### Requirement
Output the data below exactly.

(Items from a dataset)
++++++

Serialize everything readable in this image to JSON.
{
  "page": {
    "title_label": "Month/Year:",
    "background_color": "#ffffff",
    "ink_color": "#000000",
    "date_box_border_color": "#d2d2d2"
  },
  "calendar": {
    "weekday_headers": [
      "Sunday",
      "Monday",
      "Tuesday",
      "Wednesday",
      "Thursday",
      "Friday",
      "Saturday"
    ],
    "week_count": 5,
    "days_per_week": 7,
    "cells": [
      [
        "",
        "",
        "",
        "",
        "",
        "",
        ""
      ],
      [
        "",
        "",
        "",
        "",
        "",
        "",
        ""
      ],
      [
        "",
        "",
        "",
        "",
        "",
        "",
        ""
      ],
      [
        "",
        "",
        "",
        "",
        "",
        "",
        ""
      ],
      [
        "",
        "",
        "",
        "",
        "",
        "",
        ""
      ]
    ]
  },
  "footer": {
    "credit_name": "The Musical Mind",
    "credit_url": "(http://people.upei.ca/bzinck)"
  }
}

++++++

### Answer to this task
Serialize everything readable in this image to JSON.
{
  "page": {
    "title_label": "Month/Year:",
    "background_color": "#ffffff",
    "ink_color": "#000000",
    "date_box_border_color": "#d2d2d2"
  },
  "calendar": {
    "weekday_headers": [
      "Sunday",
      "Monday",
      "Tuesday",
      "Wednesday",
      "Thursday",
      "Friday",
      "Saturday"
    ],
    "week_count": 5,
    "days_per_week": 7,
    "cells": [
      [
        "",
        "",
        "",
        "",
        "",
        "",
        ""
      ],
      [
        "",
        "",
        "",
        "",
        "",
        "",
        ""
      ],
      [
        "",
        "",
        "",
        "",
        "",
        "",
        ""
      ],
      [
        "",
        "",
        "",
        "",
        "",
        "",
        ""
      ],
      [
        "",
        "",
        "",
        "",
        "",
        "",
        ""
      ]
    ]
  },
  "footer": {
    "credit_name": "The Musical Mind",
    "credit_url": "(http://people.upei.ca/bzinck)"
  }
}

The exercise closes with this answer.